More than the rules described at the previous chapters (you have to go to the remote machine and unmark the check-box "Ignore Ownership on this volume" - the destination volume must not be an active boot volume, the disk should be formatted as MacOS X... see the previous chapter), you have to pay attention to some rule more regarding the privileges on files. When you backup your boot volume to a remote volume (a volume placed on a remote machine) you might get some problem because you need to run with the root's privileges (in order to preserve the files' ownership and permissions), but there is a MacOS X limit on the user root in front of the remote volumes.

Even if you logged in on your local computer as user root, or you run FS as root, you and FS will never get the root's privileges on remote volumes. The remote volumes don't trust the local root user. Thus in front of a remote volume, the local user root becomes the "Others" user (and just something more). So the user root gets the Others' privileges, and not the root's privileges. Thus you, and FS, will not be able to copy system's files.


There is a workaround for this problem: you should mount the remote volume as FireWire volume.

  1. Your computers should be connected by a FireWire cable.

  2. Turn on your remote computer holding down the key "T" until a "walking" big FireWire icon appears on the remote computer screen.

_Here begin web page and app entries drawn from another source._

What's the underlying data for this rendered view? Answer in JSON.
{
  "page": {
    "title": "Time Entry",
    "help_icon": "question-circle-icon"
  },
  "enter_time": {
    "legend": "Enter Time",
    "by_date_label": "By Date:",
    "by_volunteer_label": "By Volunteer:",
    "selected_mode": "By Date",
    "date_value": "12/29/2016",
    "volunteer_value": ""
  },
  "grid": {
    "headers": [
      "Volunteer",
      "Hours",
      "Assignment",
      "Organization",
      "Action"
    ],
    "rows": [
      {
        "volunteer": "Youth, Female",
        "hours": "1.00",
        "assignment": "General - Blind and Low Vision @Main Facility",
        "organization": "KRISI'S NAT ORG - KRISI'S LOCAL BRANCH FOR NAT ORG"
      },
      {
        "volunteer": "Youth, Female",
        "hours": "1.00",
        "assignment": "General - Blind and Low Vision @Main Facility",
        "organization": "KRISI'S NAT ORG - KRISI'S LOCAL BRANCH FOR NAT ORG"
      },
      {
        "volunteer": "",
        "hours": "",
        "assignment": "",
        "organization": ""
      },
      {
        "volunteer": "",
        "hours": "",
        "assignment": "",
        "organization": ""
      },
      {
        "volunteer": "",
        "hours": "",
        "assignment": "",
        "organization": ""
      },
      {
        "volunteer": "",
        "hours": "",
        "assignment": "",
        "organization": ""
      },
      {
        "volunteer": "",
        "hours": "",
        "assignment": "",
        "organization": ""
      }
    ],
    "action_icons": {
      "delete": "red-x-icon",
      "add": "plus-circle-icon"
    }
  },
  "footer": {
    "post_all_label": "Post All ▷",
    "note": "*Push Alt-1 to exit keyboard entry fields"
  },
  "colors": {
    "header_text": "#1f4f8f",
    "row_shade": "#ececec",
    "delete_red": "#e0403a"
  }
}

Then you will see the remote volume icon appear on the desktop of your local computer. If not, reboot your local volume (and remember to log-in as root).

  3. You can manage these remote volumes as they are simple local FireWire disk devices directly plugged in your local machine.

  4. Then log-in as user root or run FS as root on your local machine and backup your local boot disk. The user root can do everything on these remote volumes.

 

Backup the boot disk